On Jan. 10, artist Jorge Selarón was discovered dead not far from the Rio de Janeiro stairs that had become an environmental masterpiece he has been working on for the past two decades.
According to the Associated Press by way of ABC News, the installation is located in the artsy Brazilian neighborhood of Lapa in which Jorge lived. Because of his creativity, this work of art has turned into a vibrant Brazil landmark for which the artist, who originally hails from Chile, put in endless hard work while adding in his skilled touch, causing the 215 steps and their immediate surroundings to be transformed into a place of timeless beauty.
Although the iconic stairway and associated alley were in devastating disrepair when discovered by Selarón, this particular backdrop was said to be the canvas for this talent's life's work.
Sadly, according to the AP, local Brazilian police found his body "in front of his house." The news source described that abode as "one of the humble colonials that flank the staircase as it ascends into the St. Teresa Convent above."
On Thursday, the stunning art piece that doubles as a stairway known as the Lapa stairs, has turned into a massive memorial.
Since discovering the beloved artist who wore signature mutton chops had passed away, locals and visitors alike have reportedly dropped by to leave mementos of remembrance, including flowers. These same people have also been doing their best to light candles in memory of Jorge Selarón but keeping them lit has been challenging since Rio has been experiencing rain and wind ever since Jorge Selarón's body was discovered.
By way of background, the very place where his admirers morn the artists' loss was turned into a city landmark about eight years ago when Jorge was dubbed an honorary Carioca, the common name for a Rio local.
Selarón started to create his masterpiece back in 1990 when he put porcelain bathtubs along the stairs' edges to be used as decorative planters. He also installed thousands of colorful tiles on the steps to spruce them up. This took time, not only because the project was laborious but also because Jorge Selarón was lacking resources.
To help, one man would supply tiles when he traveled, bringing back contributions from Spain and Holland to give to Selarón for his project. Later, as the environmental installation started to take shape, visitors to this artistic shrine would contribute whatever they could to the effort. Today, the stairway contains all sorts of tiles that depict everything from a Buddha to Bob Marley.

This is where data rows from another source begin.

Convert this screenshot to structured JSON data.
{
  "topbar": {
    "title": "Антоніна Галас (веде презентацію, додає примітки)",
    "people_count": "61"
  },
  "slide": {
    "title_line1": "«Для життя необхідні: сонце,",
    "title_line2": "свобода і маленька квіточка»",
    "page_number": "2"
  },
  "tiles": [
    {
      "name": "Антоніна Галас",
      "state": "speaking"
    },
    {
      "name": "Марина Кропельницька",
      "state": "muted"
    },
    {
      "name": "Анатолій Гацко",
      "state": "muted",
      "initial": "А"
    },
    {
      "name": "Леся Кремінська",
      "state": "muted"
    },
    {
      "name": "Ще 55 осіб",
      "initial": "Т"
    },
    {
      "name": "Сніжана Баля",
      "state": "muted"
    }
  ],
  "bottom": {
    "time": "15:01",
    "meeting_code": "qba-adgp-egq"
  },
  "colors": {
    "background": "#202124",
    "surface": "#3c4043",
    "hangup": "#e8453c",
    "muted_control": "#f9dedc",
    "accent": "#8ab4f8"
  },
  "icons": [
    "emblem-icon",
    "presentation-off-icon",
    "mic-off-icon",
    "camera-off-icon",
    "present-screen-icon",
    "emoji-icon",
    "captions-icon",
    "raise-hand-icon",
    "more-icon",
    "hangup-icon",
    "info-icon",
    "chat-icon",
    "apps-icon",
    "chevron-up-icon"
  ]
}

Some contributors to this impressive effort were complete strangers who supported the work of this great talent who, sadly, was found dead in Rio near the stairs he had creatively transformed into a huge work of tantalizing art. More details on the passing of Jorge Selarón, who was born in 1947, are forthcoming as cause of death, although seemingly suspicious, has not been released.